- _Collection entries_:
★ ★ ★ ★ ★
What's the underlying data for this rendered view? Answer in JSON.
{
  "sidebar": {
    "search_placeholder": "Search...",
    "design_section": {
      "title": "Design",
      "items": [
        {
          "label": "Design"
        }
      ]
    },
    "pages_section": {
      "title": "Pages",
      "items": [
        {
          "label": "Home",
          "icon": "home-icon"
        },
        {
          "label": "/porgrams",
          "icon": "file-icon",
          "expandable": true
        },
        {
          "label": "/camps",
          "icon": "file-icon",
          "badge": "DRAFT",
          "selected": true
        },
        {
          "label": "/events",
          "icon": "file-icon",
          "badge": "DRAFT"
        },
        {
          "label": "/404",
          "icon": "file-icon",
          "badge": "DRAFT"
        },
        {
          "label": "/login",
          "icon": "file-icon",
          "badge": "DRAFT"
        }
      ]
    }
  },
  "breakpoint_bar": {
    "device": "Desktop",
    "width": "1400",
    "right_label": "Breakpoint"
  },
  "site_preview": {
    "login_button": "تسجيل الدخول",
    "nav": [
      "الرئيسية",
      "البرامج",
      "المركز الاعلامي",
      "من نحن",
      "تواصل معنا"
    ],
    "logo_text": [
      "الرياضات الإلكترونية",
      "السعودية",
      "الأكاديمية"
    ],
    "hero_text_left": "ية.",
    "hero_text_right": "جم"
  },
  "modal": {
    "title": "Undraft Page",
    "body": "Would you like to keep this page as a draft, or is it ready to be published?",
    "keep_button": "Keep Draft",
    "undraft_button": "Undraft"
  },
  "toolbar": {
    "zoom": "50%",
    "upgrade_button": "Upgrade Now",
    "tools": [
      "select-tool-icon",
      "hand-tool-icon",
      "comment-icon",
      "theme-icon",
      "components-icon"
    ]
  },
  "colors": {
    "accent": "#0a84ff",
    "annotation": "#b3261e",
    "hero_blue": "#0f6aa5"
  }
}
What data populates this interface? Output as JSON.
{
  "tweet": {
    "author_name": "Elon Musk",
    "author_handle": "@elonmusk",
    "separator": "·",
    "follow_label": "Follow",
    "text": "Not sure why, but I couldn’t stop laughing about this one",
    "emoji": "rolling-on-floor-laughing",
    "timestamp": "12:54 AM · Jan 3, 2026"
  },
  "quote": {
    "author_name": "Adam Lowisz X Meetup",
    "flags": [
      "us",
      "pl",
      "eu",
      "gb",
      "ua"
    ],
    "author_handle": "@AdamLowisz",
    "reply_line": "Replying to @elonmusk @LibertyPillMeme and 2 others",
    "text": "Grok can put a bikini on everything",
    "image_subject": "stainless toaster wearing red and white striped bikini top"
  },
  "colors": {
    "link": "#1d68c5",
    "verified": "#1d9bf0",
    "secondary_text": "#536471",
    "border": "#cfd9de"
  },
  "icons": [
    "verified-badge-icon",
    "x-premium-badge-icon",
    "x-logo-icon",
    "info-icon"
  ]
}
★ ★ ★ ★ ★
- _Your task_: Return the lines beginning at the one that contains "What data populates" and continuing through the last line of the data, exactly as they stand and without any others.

- _Solution for this problem_:
What data populates this interface? Output as JSON.
{
  "tweet": {
    "author_name": "Elon Musk",
    "author_handle": "@elonmusk",
    "separator": "·",
    "follow_label": "Follow",
    "text": "Not sure why, but I couldn’t stop laughing about this one",
    "emoji": "rolling-on-floor-laughing",
    "timestamp": "12:54 AM · Jan 3, 2026"
  },
  "quote": {
    "author_name": "Adam Lowisz X Meetup",
    "flags": [
      "us",
      "pl",
      "eu",
      "gb",
      "ua"
    ],
    "author_handle": "@AdamLowisz",
    "reply_line": "Replying to @elonmusk @LibertyPillMeme and 2 others",
    "text": "Grok can put a bikini on everything",
    "image_subject": "stainless toaster wearing red and white striped bikini top"
  },
  "colors": {
    "link": "#1d68c5",
    "verified": "#1d9bf0",
    "secondary_text": "#536471",
    "border": "#cfd9de"
  },
  "icons": [
    "verified-badge-icon",
    "x-premium-badge-icon",
    "x-logo-icon",
    "info-icon"
  ]
}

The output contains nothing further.